SOURCE DATA:
>>>>>

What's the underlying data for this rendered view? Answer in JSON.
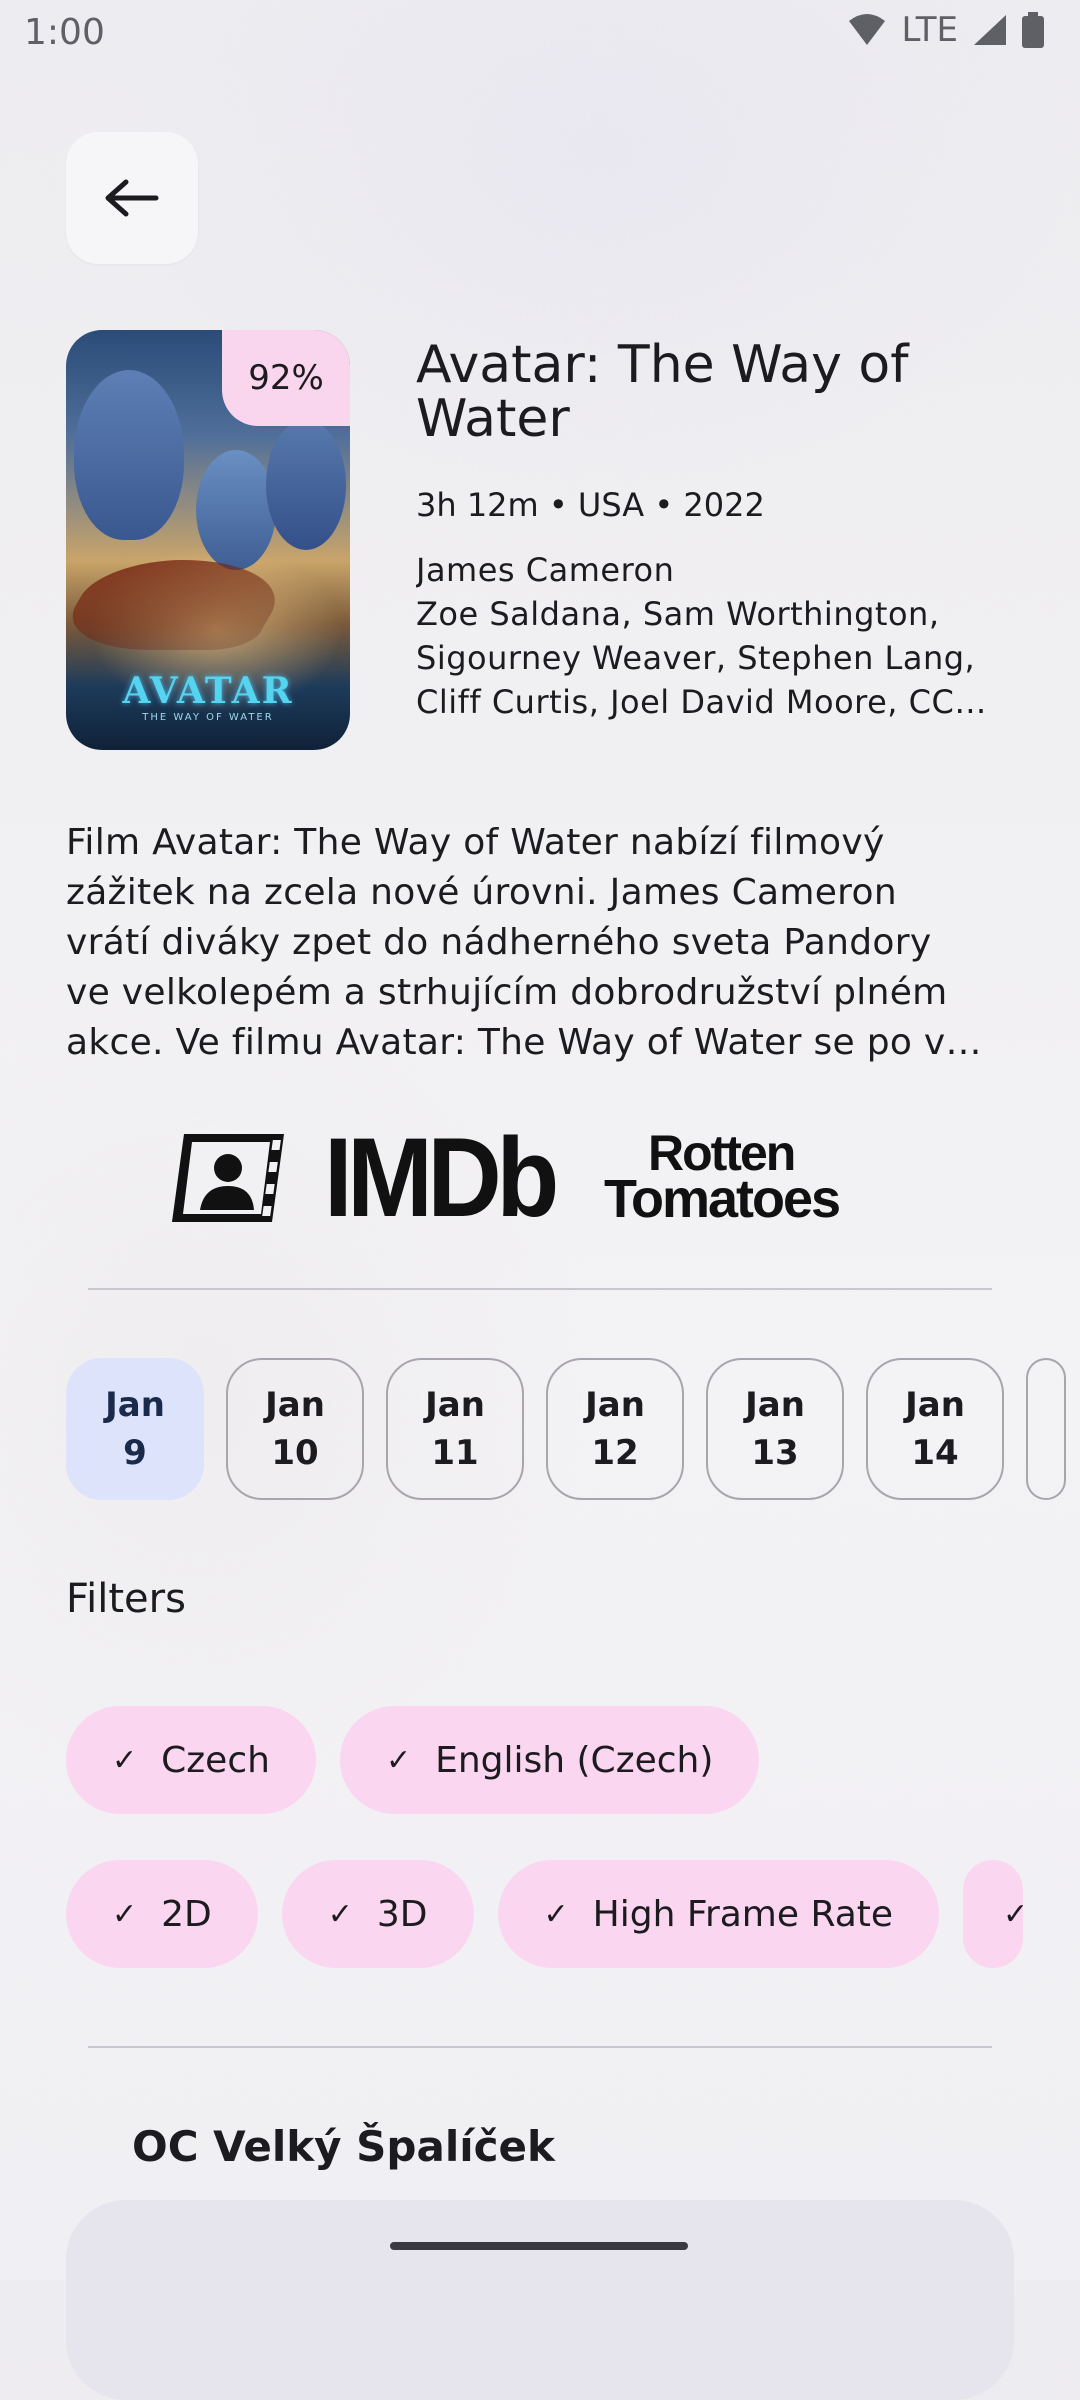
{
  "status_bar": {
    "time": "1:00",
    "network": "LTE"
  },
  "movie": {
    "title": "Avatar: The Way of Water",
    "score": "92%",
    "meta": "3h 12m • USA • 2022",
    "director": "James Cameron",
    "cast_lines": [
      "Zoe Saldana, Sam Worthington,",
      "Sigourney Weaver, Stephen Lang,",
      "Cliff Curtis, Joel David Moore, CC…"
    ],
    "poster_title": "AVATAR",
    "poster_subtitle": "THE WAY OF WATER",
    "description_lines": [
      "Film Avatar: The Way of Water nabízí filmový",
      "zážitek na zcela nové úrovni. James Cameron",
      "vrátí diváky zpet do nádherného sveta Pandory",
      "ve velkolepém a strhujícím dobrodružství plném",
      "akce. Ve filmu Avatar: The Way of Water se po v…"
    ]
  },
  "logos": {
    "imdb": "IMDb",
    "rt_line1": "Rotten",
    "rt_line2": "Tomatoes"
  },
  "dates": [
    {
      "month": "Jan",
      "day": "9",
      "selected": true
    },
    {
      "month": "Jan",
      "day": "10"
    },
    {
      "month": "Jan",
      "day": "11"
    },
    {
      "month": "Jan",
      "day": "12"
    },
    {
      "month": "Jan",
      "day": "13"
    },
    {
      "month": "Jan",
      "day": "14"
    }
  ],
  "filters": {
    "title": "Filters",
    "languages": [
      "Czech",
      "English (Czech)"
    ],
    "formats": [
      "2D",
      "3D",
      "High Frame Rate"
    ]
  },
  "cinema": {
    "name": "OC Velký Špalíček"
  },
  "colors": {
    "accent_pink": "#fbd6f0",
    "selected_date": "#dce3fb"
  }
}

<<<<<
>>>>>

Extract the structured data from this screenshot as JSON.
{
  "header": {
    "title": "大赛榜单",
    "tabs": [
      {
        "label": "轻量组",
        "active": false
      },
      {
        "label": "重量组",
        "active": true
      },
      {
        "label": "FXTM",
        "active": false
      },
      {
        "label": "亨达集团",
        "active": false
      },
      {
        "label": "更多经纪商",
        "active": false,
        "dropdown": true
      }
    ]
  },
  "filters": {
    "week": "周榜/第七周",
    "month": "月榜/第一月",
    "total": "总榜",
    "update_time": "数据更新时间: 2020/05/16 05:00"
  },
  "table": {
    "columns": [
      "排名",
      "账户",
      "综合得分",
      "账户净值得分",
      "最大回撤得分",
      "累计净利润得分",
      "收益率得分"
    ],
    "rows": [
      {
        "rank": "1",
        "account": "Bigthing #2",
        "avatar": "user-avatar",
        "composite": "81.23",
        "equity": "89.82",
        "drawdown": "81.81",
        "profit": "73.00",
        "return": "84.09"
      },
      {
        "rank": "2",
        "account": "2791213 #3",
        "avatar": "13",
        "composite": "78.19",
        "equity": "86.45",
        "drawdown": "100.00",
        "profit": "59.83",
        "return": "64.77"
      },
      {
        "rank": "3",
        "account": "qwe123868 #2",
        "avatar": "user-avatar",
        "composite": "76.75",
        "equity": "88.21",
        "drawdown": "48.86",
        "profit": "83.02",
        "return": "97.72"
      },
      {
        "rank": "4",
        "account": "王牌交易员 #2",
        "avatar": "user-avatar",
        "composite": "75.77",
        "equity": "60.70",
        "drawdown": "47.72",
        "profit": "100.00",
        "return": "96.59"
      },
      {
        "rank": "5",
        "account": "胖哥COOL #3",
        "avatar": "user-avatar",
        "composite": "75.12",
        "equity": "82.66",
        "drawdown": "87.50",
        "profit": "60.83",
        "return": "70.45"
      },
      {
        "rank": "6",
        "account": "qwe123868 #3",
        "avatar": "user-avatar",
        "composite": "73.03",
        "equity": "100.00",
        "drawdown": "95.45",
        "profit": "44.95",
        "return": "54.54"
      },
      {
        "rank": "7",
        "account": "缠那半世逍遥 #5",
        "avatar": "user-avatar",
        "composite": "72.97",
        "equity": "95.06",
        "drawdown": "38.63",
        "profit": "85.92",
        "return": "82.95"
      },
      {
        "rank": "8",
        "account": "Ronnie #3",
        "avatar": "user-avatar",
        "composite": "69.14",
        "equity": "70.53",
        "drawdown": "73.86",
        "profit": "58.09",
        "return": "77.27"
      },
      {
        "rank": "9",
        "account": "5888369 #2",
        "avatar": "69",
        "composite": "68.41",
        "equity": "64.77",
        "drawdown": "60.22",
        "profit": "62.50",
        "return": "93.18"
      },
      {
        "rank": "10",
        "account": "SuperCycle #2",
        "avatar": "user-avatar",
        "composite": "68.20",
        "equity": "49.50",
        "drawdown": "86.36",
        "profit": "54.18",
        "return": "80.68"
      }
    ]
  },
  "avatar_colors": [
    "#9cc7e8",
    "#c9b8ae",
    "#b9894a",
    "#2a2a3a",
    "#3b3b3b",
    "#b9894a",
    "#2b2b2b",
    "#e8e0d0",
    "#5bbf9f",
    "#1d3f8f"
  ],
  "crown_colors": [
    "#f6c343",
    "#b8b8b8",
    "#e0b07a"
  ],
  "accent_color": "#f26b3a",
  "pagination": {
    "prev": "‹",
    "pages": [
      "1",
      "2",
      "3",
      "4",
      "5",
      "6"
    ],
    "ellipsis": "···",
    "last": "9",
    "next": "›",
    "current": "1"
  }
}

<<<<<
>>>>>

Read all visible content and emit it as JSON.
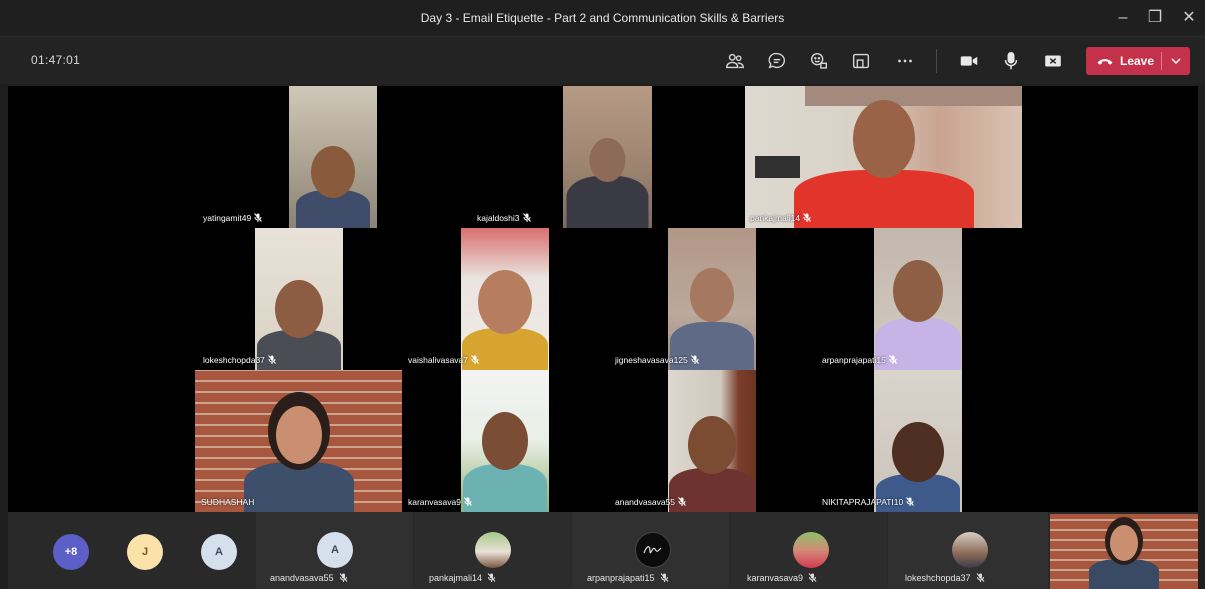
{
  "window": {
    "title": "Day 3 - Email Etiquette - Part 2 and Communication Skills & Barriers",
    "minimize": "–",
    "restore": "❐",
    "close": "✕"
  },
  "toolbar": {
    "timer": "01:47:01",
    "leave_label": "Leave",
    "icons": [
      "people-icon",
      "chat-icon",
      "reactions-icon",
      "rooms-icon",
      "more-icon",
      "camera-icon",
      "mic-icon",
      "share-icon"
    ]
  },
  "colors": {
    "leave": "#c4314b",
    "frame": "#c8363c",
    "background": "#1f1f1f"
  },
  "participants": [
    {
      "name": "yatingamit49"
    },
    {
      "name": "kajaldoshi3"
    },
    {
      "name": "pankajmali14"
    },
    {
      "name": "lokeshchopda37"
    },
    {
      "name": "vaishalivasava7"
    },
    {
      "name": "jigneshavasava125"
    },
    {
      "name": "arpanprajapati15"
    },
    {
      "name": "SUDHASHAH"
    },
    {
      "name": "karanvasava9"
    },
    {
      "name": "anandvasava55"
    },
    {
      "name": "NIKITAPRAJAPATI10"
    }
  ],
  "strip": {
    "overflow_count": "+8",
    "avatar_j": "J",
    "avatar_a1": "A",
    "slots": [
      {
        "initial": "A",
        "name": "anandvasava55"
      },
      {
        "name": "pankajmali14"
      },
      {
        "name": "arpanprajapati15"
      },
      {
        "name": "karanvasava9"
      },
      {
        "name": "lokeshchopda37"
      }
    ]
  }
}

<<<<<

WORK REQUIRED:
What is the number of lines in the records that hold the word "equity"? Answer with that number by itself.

OUTPUT OF THE TASK:
10